[Start of section]

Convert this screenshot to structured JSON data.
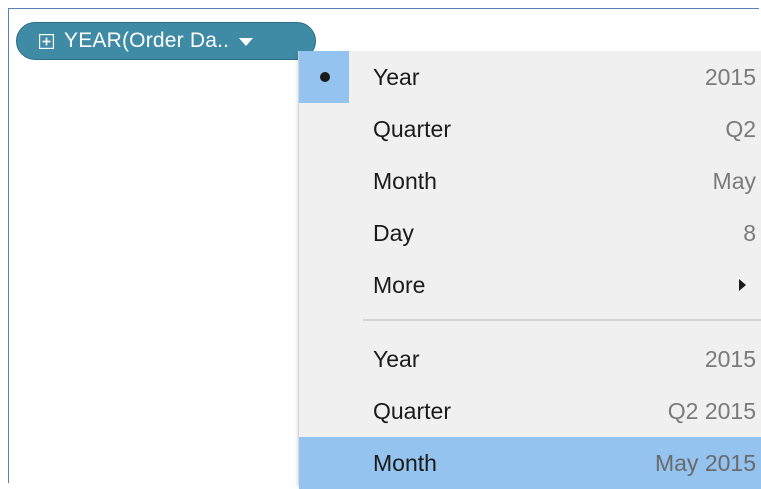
{
  "pill": {
    "label": "YEAR(Order Da..",
    "color": "#3f8aa5"
  },
  "menu": {
    "group1": [
      {
        "label": "Year",
        "value": "2015",
        "selected": true
      },
      {
        "label": "Quarter",
        "value": "Q2"
      },
      {
        "label": "Month",
        "value": "May"
      },
      {
        "label": "Day",
        "value": "8"
      },
      {
        "label": "More",
        "value": "",
        "submenu": true
      }
    ],
    "group2": [
      {
        "label": "Year",
        "value": "2015"
      },
      {
        "label": "Quarter",
        "value": "Q2 2015"
      },
      {
        "label": "Month",
        "value": "May 2015",
        "highlighted": true
      }
    ],
    "highlight_color": "#93c3ee"
  }
}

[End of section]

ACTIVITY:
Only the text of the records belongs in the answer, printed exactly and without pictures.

TASK SOLUTION:
Convert this screenshot to structured JSON data.
{
  "pill": {
    "label": "YEAR(Order Da..",
    "color": "#3f8aa5"
  },
  "menu": {
    "group1": [
      {
        "label": "Year",
        "value": "2015",
        "selected": true
      },
      {
        "label": "Quarter",
        "value": "Q2"
      },
      {
        "label": "Month",
        "value": "May"
      },
      {
        "label": "Day",
        "value": "8"
      },
      {
        "label": "More",
        "value": "",
        "submenu": true
      }
    ],
    "group2": [
      {
        "label": "Year",
        "value": "2015"
      },
      {
        "label": "Quarter",
        "value": "Q2 2015"
      },
      {
        "label": "Month",
        "value": "May 2015",
        "highlighted": true
      }
    ],
    "highlight_color": "#93c3ee"
  }
}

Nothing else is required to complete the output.